SMURF1 amplification promotes invasiveness in pancreatic cancer

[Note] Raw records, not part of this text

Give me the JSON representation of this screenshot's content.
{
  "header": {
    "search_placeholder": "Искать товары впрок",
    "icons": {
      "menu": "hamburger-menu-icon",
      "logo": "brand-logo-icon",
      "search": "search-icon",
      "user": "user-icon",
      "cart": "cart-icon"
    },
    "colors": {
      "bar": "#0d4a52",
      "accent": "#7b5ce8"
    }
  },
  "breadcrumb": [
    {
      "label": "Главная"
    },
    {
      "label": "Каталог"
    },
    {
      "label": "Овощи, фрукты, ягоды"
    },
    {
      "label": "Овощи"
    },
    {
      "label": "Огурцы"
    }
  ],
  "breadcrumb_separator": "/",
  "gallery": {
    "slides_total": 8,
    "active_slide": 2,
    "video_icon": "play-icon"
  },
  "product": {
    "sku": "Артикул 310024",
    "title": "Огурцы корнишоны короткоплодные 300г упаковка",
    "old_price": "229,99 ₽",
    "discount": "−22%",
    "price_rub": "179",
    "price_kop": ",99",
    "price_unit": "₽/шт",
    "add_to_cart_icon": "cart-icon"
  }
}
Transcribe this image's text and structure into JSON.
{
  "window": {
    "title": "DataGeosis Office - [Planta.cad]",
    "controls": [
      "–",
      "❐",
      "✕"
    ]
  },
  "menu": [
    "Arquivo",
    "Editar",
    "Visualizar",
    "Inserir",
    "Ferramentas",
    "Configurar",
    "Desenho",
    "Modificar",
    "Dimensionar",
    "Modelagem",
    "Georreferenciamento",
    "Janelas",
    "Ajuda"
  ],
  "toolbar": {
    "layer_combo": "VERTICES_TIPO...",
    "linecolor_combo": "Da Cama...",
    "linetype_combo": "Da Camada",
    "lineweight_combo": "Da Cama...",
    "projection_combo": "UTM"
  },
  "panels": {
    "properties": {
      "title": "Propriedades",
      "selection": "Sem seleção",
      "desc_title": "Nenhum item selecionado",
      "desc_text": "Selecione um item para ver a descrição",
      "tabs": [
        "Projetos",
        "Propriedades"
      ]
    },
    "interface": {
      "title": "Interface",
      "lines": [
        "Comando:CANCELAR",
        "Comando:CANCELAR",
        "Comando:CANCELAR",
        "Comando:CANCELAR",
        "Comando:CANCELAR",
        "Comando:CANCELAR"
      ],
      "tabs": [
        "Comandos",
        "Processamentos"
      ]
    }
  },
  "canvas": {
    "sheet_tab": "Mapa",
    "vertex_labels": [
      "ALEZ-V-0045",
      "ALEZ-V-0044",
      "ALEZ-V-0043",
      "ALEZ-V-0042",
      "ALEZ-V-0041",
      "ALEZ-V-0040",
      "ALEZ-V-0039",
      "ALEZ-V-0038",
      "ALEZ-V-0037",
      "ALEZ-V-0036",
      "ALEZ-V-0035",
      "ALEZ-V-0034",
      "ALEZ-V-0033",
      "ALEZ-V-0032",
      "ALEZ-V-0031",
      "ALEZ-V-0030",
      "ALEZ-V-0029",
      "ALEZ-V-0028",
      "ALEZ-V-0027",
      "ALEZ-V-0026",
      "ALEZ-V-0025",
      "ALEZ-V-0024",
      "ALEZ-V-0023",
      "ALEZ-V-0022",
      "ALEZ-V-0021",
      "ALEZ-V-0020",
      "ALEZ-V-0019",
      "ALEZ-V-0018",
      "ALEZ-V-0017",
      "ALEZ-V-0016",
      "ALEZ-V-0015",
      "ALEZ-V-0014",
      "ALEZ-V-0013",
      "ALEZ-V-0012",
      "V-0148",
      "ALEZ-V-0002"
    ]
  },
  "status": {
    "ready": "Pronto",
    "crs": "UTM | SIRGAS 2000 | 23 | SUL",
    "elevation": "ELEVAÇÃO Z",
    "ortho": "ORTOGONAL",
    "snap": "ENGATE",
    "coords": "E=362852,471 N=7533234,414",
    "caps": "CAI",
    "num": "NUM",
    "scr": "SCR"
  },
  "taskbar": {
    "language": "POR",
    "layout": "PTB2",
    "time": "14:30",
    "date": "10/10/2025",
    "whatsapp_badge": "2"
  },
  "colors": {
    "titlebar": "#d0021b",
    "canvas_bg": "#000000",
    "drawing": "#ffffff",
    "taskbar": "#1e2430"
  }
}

Pancreatic cancer is a deadly disease, and new therapeutic targets are urgently needed. We previously identified DNA amplification at 7q21-q22 in pancreatic cancer cell lines. Now, by high-resolution genomic profiling of human pancreatic cancer cell lines and human tumors (engrafted in immunodeficient mice to enrich the cancer epithelial fraction), we define a 325 Kb minimal amplicon spanning SMURF1, an E3 ubiquitin ligase and known negative regulator of transforming growth factor β (TGFβ) growth inhibitory signaling. SMURF1 amplification was confirmed in primary human pancreatic cancers by fluorescence in situ hybridization (FISH), where 4 of 95 cases (4.2%) exhibited amplification. By RNA interference (RNAi), knockdown of SMURF1 in a human pancreatic cancer line with focal amplification (AsPC-1) did not alter cell growth, but led to reduced cell invasion and anchorage-independent growth. Interestingly, this effect was not mediated through altered TGFβ signaling, assayed by transcriptional reporter. Finally, overexpression of SMURF1 (but not a catalytic mutant) led to loss of contact inhibition in NIH-3T3 mouse embryo fibroblast cells. Together, these findings identify SMURF1 as an amplified oncogene driving multiple tumorigenic phenotypes in pancreatic cancer, and provide a new druggable target for molecularly directed therapy.